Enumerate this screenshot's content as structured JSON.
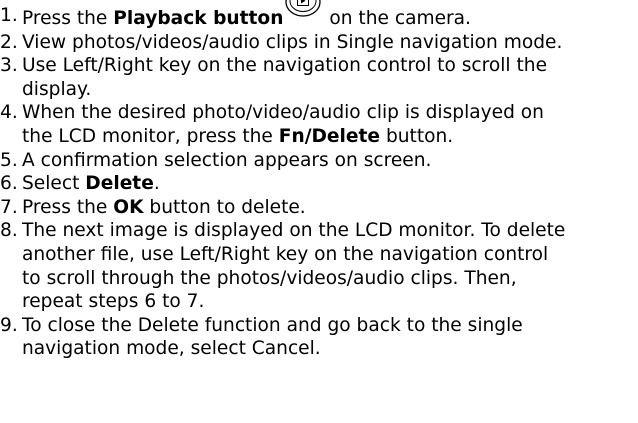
{
  "steps": [
    {
      "num": "1.",
      "lines": [
        {
          "pre": "Press the ",
          "bold": "Playback button",
          "icon": "playback-icon",
          "post": " on the camera."
        }
      ]
    },
    {
      "num": "2.",
      "lines": [
        {
          "pre": "View photos/videos/audio clips in Single navigation mode."
        }
      ]
    },
    {
      "num": "3.",
      "lines": [
        {
          "pre": "Use Left/Right key on the navigation control to scroll the"
        },
        {
          "pre": "display."
        }
      ]
    },
    {
      "num": "4.",
      "lines": [
        {
          "pre": "When the desired photo/video/audio clip is displayed on"
        },
        {
          "pre": "the LCD monitor, press the ",
          "bold": "Fn/Delete",
          "post": " button."
        }
      ]
    },
    {
      "num": "5.",
      "lines": [
        {
          "pre": "A confirmation selection appears on screen."
        }
      ]
    },
    {
      "num": "6.",
      "lines": [
        {
          "pre": "Select ",
          "bold": "Delete",
          "post": "."
        }
      ]
    },
    {
      "num": "7.",
      "lines": [
        {
          "pre": "Press the ",
          "bold": "OK",
          "post": " button to delete."
        }
      ]
    },
    {
      "num": "8.",
      "lines": [
        {
          "pre": "The next image is displayed on the LCD monitor. To delete"
        },
        {
          "pre": "another file, use Left/Right key on the navigation control"
        },
        {
          "pre": "to scroll through the photos/videos/audio clips. Then,"
        },
        {
          "pre": "repeat steps 6 to 7."
        }
      ]
    },
    {
      "num": "9.",
      "lines": [
        {
          "pre": "To close the Delete function and go back to the single"
        },
        {
          "pre": "navigation mode, select Cancel."
        }
      ]
    }
  ]
}
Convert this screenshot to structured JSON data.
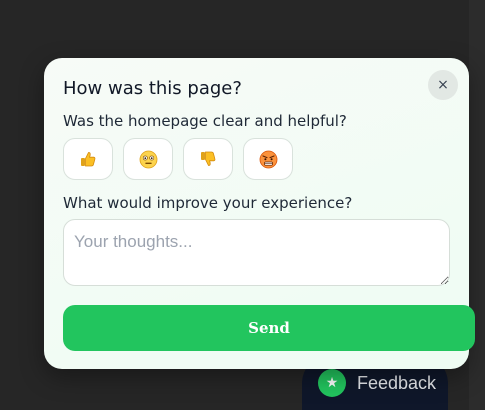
{
  "popup": {
    "title": "How was this page?",
    "close_label": "×",
    "question_rating": "Was the homepage clear and helpful?",
    "rating_options": [
      {
        "icon": "thumbs-up-icon"
      },
      {
        "icon": "neutral-face-icon"
      },
      {
        "icon": "thumbs-down-icon"
      },
      {
        "icon": "angry-face-icon"
      }
    ],
    "question_improve": "What would improve your experience?",
    "thoughts_placeholder": "Your thoughts...",
    "thoughts_value": "",
    "send_label": "Send"
  },
  "launcher": {
    "icon": "star-icon",
    "icon_glyph": "★",
    "label": "Feedback"
  },
  "colors": {
    "accent": "#22c55e",
    "launcher_bg": "#0f172a",
    "page_bg": "#262626"
  }
}
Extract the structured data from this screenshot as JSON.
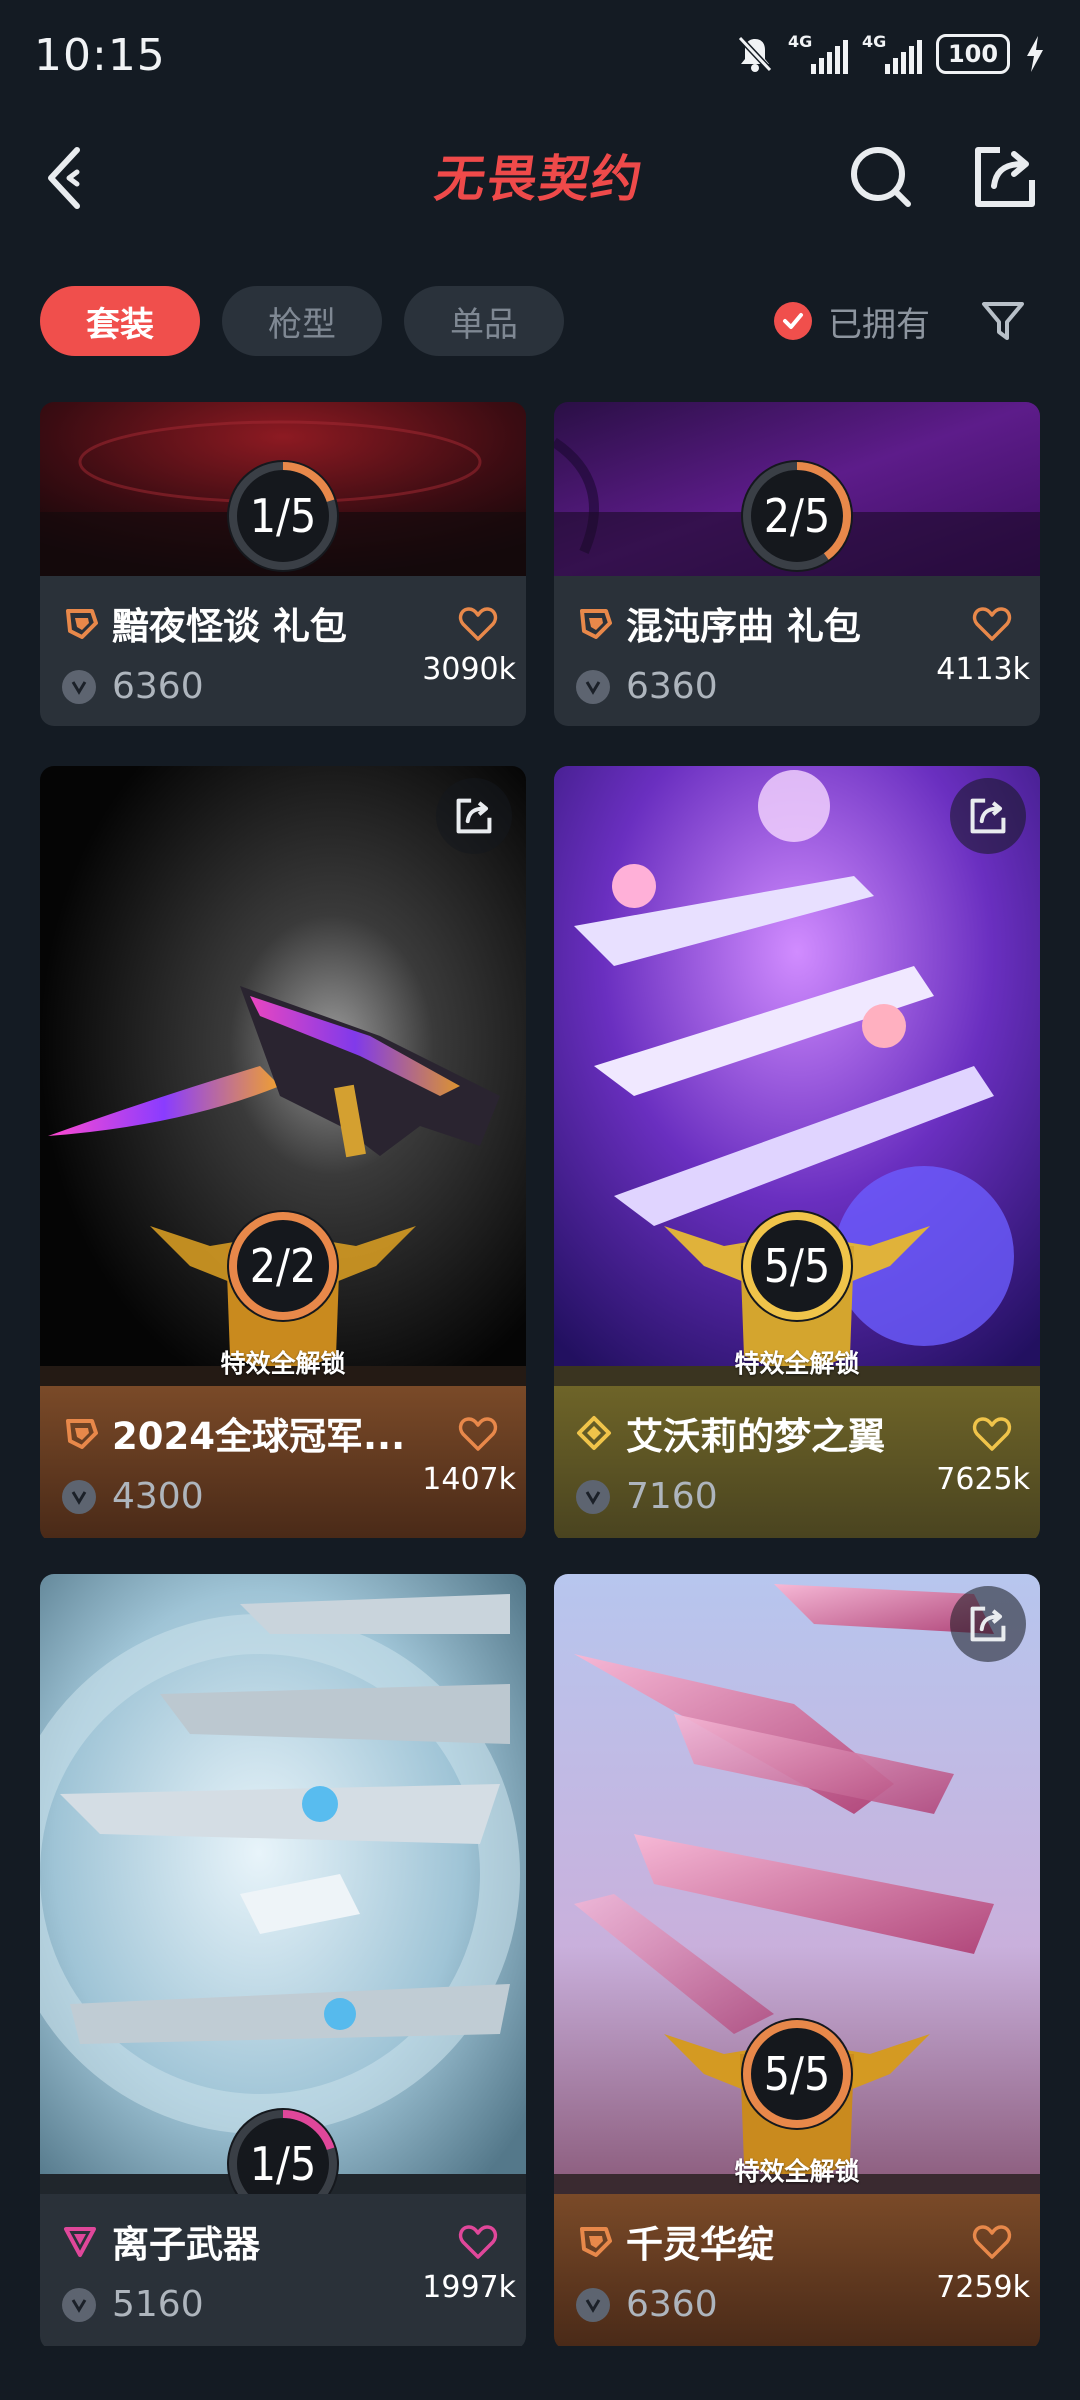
{
  "status_bar": {
    "time": "10:15",
    "network_1": "4G",
    "network_2": "4G",
    "battery": "100"
  },
  "header": {
    "title": "无畏契约",
    "brand_color": "#ef4a4a"
  },
  "filters": {
    "tabs": [
      {
        "label": "套装",
        "active": true
      },
      {
        "label": "枪型",
        "active": false
      },
      {
        "label": "单品",
        "active": false
      }
    ],
    "owned_label": "已拥有",
    "owned_checked": true,
    "accent_color": "#f04f4c"
  },
  "cards": [
    {
      "name": "黯夜怪谈 礼包",
      "price": "6360",
      "likes": "3090k",
      "progress": "1/5",
      "progress_fraction": 0.2,
      "tier_icon": "premium-edition-icon",
      "tier_color": "#e8884a"
    },
    {
      "name": "混沌序曲 礼包",
      "price": "6360",
      "likes": "4113k",
      "progress": "2/5",
      "progress_fraction": 0.4,
      "tier_icon": "premium-edition-icon",
      "tier_color": "#e8884a"
    },
    {
      "name": "2024全球冠军...",
      "price": "4300",
      "likes": "1407k",
      "progress": "2/2",
      "progress_fraction": 1.0,
      "badge": "特效全解锁",
      "tier_icon": "premium-edition-icon",
      "tier_color": "#e8884a"
    },
    {
      "name": "艾沃莉的梦之翼",
      "price": "7160",
      "likes": "7625k",
      "progress": "5/5",
      "progress_fraction": 1.0,
      "badge": "特效全解锁",
      "tier_icon": "exclusive-edition-icon",
      "tier_color": "#f0c44a"
    },
    {
      "name": "离子武器",
      "price": "5160",
      "likes": "1997k",
      "progress": "1/5",
      "progress_fraction": 0.2,
      "tier_icon": "ultra-edition-icon",
      "tier_color": "#e0479a"
    },
    {
      "name": "千灵华绽",
      "price": "6360",
      "likes": "7259k",
      "progress": "5/5",
      "progress_fraction": 1.0,
      "badge": "特效全解锁",
      "tier_icon": "premium-edition-icon",
      "tier_color": "#e8884a"
    }
  ]
}
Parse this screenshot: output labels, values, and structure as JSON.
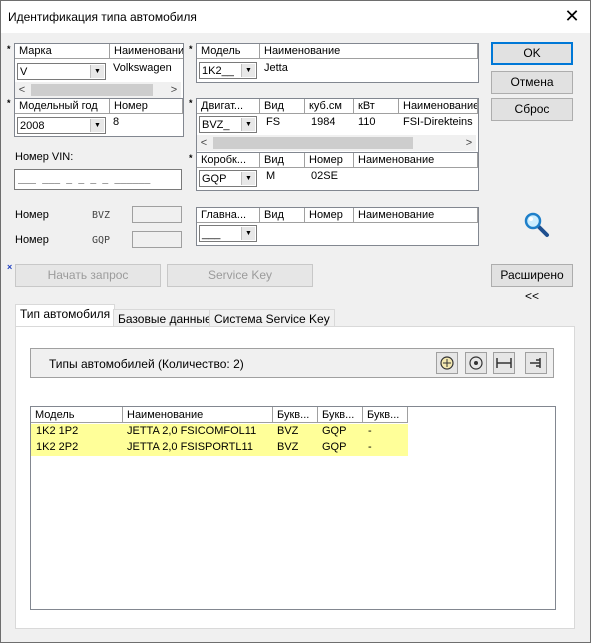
{
  "window": {
    "title": "Идентификация типа автомобиля",
    "close_glyph": "✕"
  },
  "make": {
    "col_make": "Марка",
    "col_name": "Наименование",
    "value": "V",
    "name": "Volkswagen"
  },
  "model": {
    "col_model": "Модель",
    "col_name": "Наименование",
    "value": "1K2__",
    "name": "Jetta"
  },
  "year": {
    "col_year": "Модельный год",
    "col_number": "Номер",
    "value": "2008",
    "number": "8"
  },
  "engine": {
    "headers": [
      "Двигат...",
      "Вид",
      "куб.см",
      "кВт",
      "Наименование"
    ],
    "code": "BVZ_",
    "type": "FS",
    "cc": "1984",
    "kw": "110",
    "name": "FSI-Direkteins"
  },
  "gearbox": {
    "headers": [
      "Коробк...",
      "Вид",
      "Номер",
      "Наименование"
    ],
    "code": "GQP",
    "type": "M",
    "number": "02SE"
  },
  "main_gear": {
    "headers": [
      "Главна...",
      "Вид",
      "Номер",
      "Наименование"
    ],
    "code": "___"
  },
  "vin": {
    "label": "Номер VIN:",
    "placeholder": "___ ___ _ _ _ _ ______"
  },
  "numbers": [
    {
      "label": "Номер",
      "code": "BVZ"
    },
    {
      "label": "Номер",
      "code": "GQP"
    }
  ],
  "buttons": {
    "ok": "OK",
    "cancel": "Отмена",
    "reset": "Сброс",
    "start_query": "Начать запрос",
    "service_key": "Service Key",
    "extended": "Расширено <<"
  },
  "tabs": [
    "Тип автомобиля",
    "Базовые данные",
    "Система Service Key"
  ],
  "panel": {
    "title": "Типы автомобилей (Количество: 2)"
  },
  "results": {
    "headers": [
      "Модель",
      "Наименование",
      "Букв...",
      "Букв...",
      "Букв..."
    ],
    "rows": [
      [
        "1K2 1P2",
        "JETTA 2,0 FSICOMFOL11",
        "BVZ",
        "GQP",
        "-"
      ],
      [
        "1K2 2P2",
        "JETTA 2,0 FSISPORTL11",
        "BVZ",
        "GQP",
        "-"
      ]
    ]
  },
  "icons": [
    "search-icon",
    "filter-icon",
    "settings-icon",
    "range-icon",
    "pin-icon"
  ],
  "colors": {
    "highlight_row": "#ffff99",
    "default_button_border": "#0078d7"
  }
}
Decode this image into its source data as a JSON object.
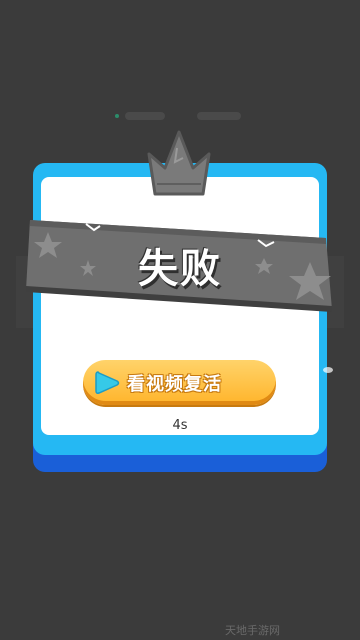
{
  "dialog": {
    "title": "失败",
    "revive_button_label": "看视频复活",
    "countdown": "4s"
  },
  "watermark": "天地手游网",
  "colors": {
    "backdrop": "#3b3b3b",
    "panel_border": "#25b8f3",
    "panel_shadow": "#1a5fd8",
    "ribbon": "#6f6f6f",
    "button": "#ffb42a",
    "play_icon": "#36c9e8"
  },
  "icons": {
    "crown": "crown-icon",
    "play": "play-icon",
    "stars": "star-icon"
  }
}
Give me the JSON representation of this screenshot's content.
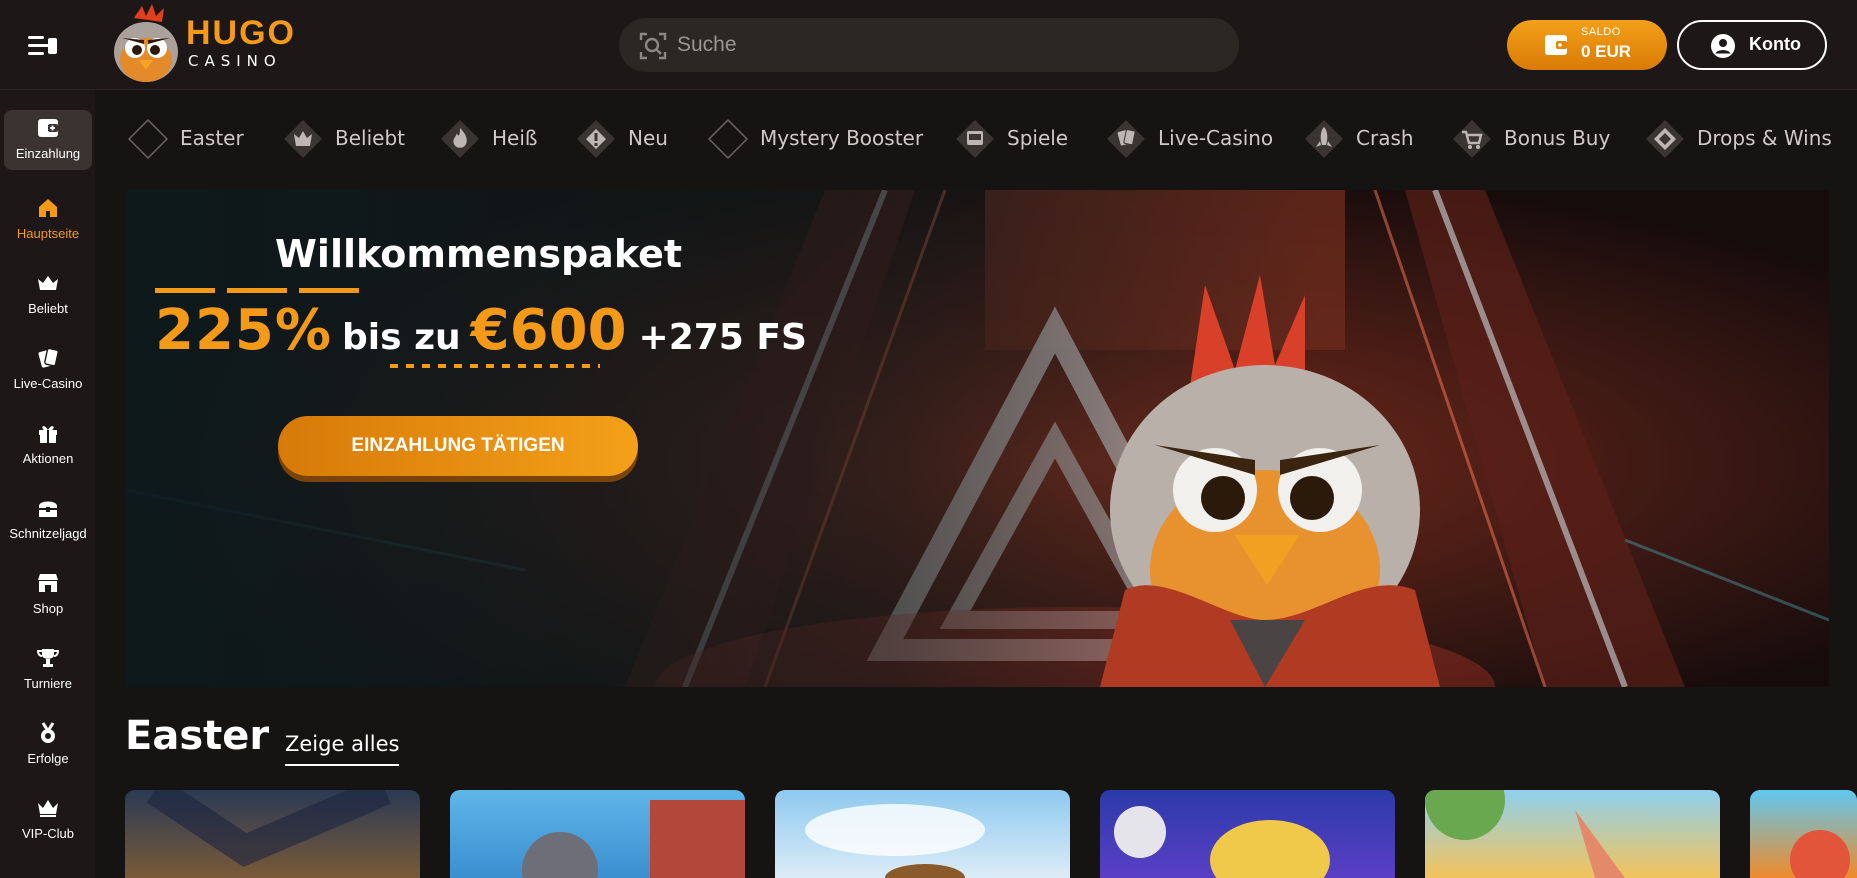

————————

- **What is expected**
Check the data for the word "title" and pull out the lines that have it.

- **Result of this task**
    "title": "How was this page?",
    "title": "无畏契约",
    "title": "Идентификация типа автомобиля",
    "title": "Типы автомобилей (Количество: 2)"
    "title": "失败",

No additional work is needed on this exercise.